[Entries from a dataset of interfaces]
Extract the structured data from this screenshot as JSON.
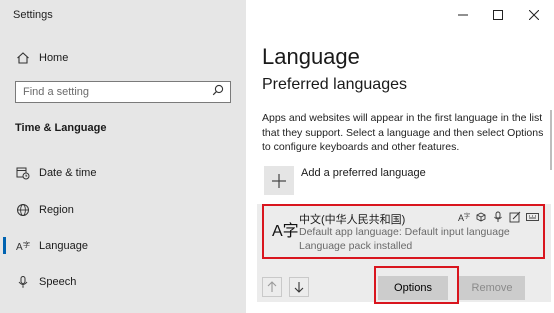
{
  "window": {
    "title": "Settings"
  },
  "sidebar": {
    "home_label": "Home",
    "search_placeholder": "Find a setting",
    "section_title": "Time & Language",
    "items": [
      {
        "label": "Date & time",
        "icon": "calendar-clock-icon"
      },
      {
        "label": "Region",
        "icon": "globe-icon"
      },
      {
        "label": "Language",
        "icon": "language-icon",
        "active": true
      },
      {
        "label": "Speech",
        "icon": "microphone-icon"
      }
    ]
  },
  "main": {
    "title": "Language",
    "subtitle": "Preferred languages",
    "description": "Apps and websites will appear in the first language in the list that they support. Select a language and then select Options to configure keyboards and other features.",
    "add_label": "Add a preferred language",
    "language": {
      "glyph": "A字",
      "name": "中文(中华人民共和国)",
      "line1": "Default app language: Default input language",
      "line2": "Language pack installed",
      "feature_icons": [
        "display-language-icon",
        "speech-icon",
        "microphone-icon",
        "handwriting-icon",
        "keyboard-icon"
      ]
    },
    "buttons": {
      "options": "Options",
      "remove": "Remove"
    }
  },
  "colors": {
    "highlight": "#d9151e",
    "accent": "#0063b1",
    "sidebar_bg": "#e6e6e6"
  }
}
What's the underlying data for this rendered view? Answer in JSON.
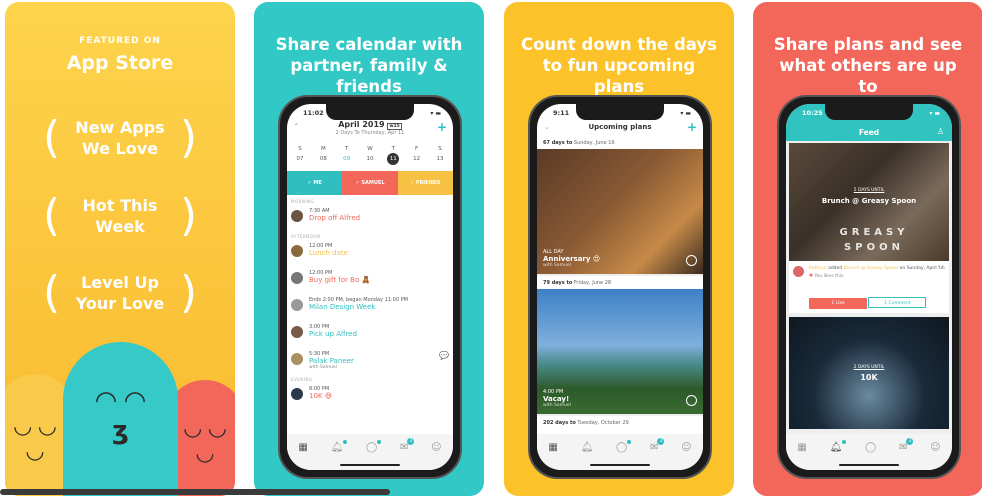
{
  "panel1": {
    "featured": "FEATURED ON",
    "store": "App Store",
    "awards": [
      "New Apps We Love",
      "Hot This Week",
      "Level Up Your Love"
    ],
    "icons": [
      "apple-logo-icon",
      "laurel-icon"
    ],
    "colors": {
      "bg": "#fcc93b",
      "left": "#f9c94a",
      "mid": "#35c9c7",
      "right": "#f2675a"
    }
  },
  "panel2": {
    "headline": "Share calendar with partner, family & friends",
    "time": "11:02",
    "month": "April 2019",
    "week_badge": "w15",
    "subtitle": "2 Days To Thursday, Apr 11",
    "days": [
      {
        "l": "S",
        "d": "07"
      },
      {
        "l": "M",
        "d": "08"
      },
      {
        "l": "T",
        "d": "09"
      },
      {
        "l": "W",
        "d": "10"
      },
      {
        "l": "T",
        "d": "11"
      },
      {
        "l": "F",
        "d": "12"
      },
      {
        "l": "S",
        "d": "13"
      }
    ],
    "filters": [
      "✓ ME",
      "✓ SAMUEL",
      "✓ FRIENDS"
    ],
    "sections": {
      "morning": "MORNING",
      "afternoon": "AFTERNOON",
      "evening": "EVENING"
    },
    "items": [
      {
        "time": "7:30 AM",
        "name": "Drop off Alfred",
        "color": "#f2675a"
      },
      {
        "time": "12:00 PM",
        "name": "Lunch date",
        "color": "#f7c244"
      },
      {
        "time": "12:00 PM",
        "name": "Buy gift for Bo 🧸",
        "color": "#f2675a"
      },
      {
        "time": "Ends 2:00 PM, began Monday 11:00 PM",
        "name": "Milan Design Week",
        "color": "#2fbfc1"
      },
      {
        "time": "3:00 PM",
        "name": "Pick up Alfred",
        "color": "#2fbfc1"
      },
      {
        "time": "5:30 PM",
        "name": "Palak Paneer",
        "with": "with Samuel",
        "color": "#2fbfc1"
      },
      {
        "time": "8:00 PM",
        "name": "10K 😅",
        "color": "#f2675a"
      }
    ]
  },
  "panel3": {
    "headline": "Count down the days to fun upcoming plans",
    "time": "9:11",
    "title": "Upcoming plans",
    "plans": [
      {
        "days": "67 days to",
        "date": "Sunday, June 16",
        "when": "ALL DAY",
        "name": "Anniversary 😍",
        "with": "with Samuel"
      },
      {
        "days": "79 days to",
        "date": "Friday, June 28",
        "when": "4:00 PM",
        "name": "Vacay!",
        "with": "with Samuel"
      },
      {
        "days": "202 days to",
        "date": "Tuesday, October 29"
      }
    ]
  },
  "panel4": {
    "headline": "Share plans and see what others are up to",
    "time": "10:25",
    "title": "Feed",
    "card1": {
      "until": "5 DAYS UNTIL",
      "name": "Brunch @ Greasy Spoon",
      "logo": "GREASY SPOON"
    },
    "activity": {
      "user": "Kathryn",
      "verb": "added",
      "plan": "Brunch @ Greasy Spoon",
      "on": "on Sunday, April 14",
      "ago": "5m",
      "likes": "You likes this",
      "like_btn": "1 Like",
      "comment_btn": "1 Comment"
    },
    "card2": {
      "until": "2 DAYS UNTIL",
      "name": "10K"
    }
  },
  "tab_badge": "3"
}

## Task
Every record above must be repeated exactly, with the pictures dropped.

## Answer for this exercise
Extract the structured data from this screenshot as JSON.
{
  "window": {
    "title": "Settings"
  },
  "sidebar": {
    "home_label": "Home",
    "search_placeholder": "Find a setting",
    "section_title": "Time & Language",
    "items": [
      {
        "label": "Date & time",
        "icon": "calendar-clock-icon"
      },
      {
        "label": "Region",
        "icon": "globe-icon"
      },
      {
        "label": "Language",
        "icon": "language-icon",
        "active": true
      },
      {
        "label": "Speech",
        "icon": "microphone-icon"
      }
    ]
  },
  "main": {
    "title": "Language",
    "subtitle": "Preferred languages",
    "description": "Apps and websites will appear in the first language in the list that they support. Select a language and then select Options to configure keyboards and other features.",
    "add_label": "Add a preferred language",
    "language": {
      "glyph": "A字",
      "name": "中文(中华人民共和国)",
      "line1": "Default app language: Default input language",
      "line2": "Language pack installed",
      "feature_icons": [
        "display-language-icon",
        "speech-icon",
        "microphone-icon",
        "handwriting-icon",
        "keyboard-icon"
      ]
    },
    "buttons": {
      "options": "Options",
      "remove": "Remove"
    }
  },
  "colors": {
    "highlight": "#d9151e",
    "accent": "#0063b1",
    "sidebar_bg": "#e6e6e6"
  }
}
What's the underlying data for this rendered view? Answer in JSON.
{
  "panel1": {
    "featured": "FEATURED ON",
    "store": "App Store",
    "awards": [
      "New Apps We Love",
      "Hot This Week",
      "Level Up Your Love"
    ],
    "icons": [
      "apple-logo-icon",
      "laurel-icon"
    ],
    "colors": {
      "bg": "#fcc93b",
      "left": "#f9c94a",
      "mid": "#35c9c7",
      "right": "#f2675a"
    }
  },
  "panel2": {
    "headline": "Share calendar with partner, family & friends",
    "time": "11:02",
    "month": "April 2019",
    "week_badge": "w15",
    "subtitle": "2 Days To Thursday, Apr 11",
    "days": [
      {
        "l": "S",
        "d": "07"
      },
      {
        "l": "M",
        "d": "08"
      },
      {
        "l": "T",
        "d": "09"
      },
      {
        "l": "W",
        "d": "10"
      },
      {
        "l": "T",
        "d": "11"
      },
      {
        "l": "F",
        "d": "12"
      },
      {
        "l": "S",
        "d": "13"
      }
    ],
    "filters": [
      "✓ ME",
      "✓ SAMUEL",
      "✓ FRIENDS"
    ],
    "sections": {
      "morning": "MORNING",
      "afternoon": "AFTERNOON",
      "evening": "EVENING"
    },
    "items": [
      {
        "time": "7:30 AM",
        "name": "Drop off Alfred",
        "color": "#f2675a"
      },
      {
        "time": "12:00 PM",
        "name": "Lunch date",
        "color": "#f7c244"
      },
      {
        "time": "12:00 PM",
        "name": "Buy gift for Bo 🧸",
        "color": "#f2675a"
      },
      {
        "time": "Ends 2:00 PM, began Monday 11:00 PM",
        "name": "Milan Design Week",
        "color": "#2fbfc1"
      },
      {
        "time": "3:00 PM",
        "name": "Pick up Alfred",
        "color": "#2fbfc1"
      },
      {
        "time": "5:30 PM",
        "name": "Palak Paneer",
        "with": "with Samuel",
        "color": "#2fbfc1"
      },
      {
        "time": "8:00 PM",
        "name": "10K 😅",
        "color": "#f2675a"
      }
    ]
  },
  "panel3": {
    "headline": "Count down the days to fun upcoming plans",
    "time": "9:11",
    "title": "Upcoming plans",
    "plans": [
      {
        "days": "67 days to",
        "date": "Sunday, June 16",
        "when": "ALL DAY",
        "name": "Anniversary 😍",
        "with": "with Samuel"
      },
      {
        "days": "79 days to",
        "date": "Friday, June 28",
        "when": "4:00 PM",
        "name": "Vacay!",
        "with": "with Samuel"
      },
      {
        "days": "202 days to",
        "date": "Tuesday, October 29"
      }
    ]
  },
  "panel4": {
    "headline": "Share plans and see what others are up to",
    "time": "10:25",
    "title": "Feed",
    "card1": {
      "until": "5 DAYS UNTIL",
      "name": "Brunch @ Greasy Spoon",
      "logo": "GREASY SPOON"
    },
    "activity": {
      "user": "Kathryn",
      "verb": "added",
      "plan": "Brunch @ Greasy Spoon",
      "on": "on Sunday, April 14",
      "ago": "5m",
      "likes": "You likes this",
      "like_btn": "1 Like",
      "comment_btn": "1 Comment"
    },
    "card2": {
      "until": "2 DAYS UNTIL",
      "name": "10K"
    }
  },
  "tab_badge": "3"
}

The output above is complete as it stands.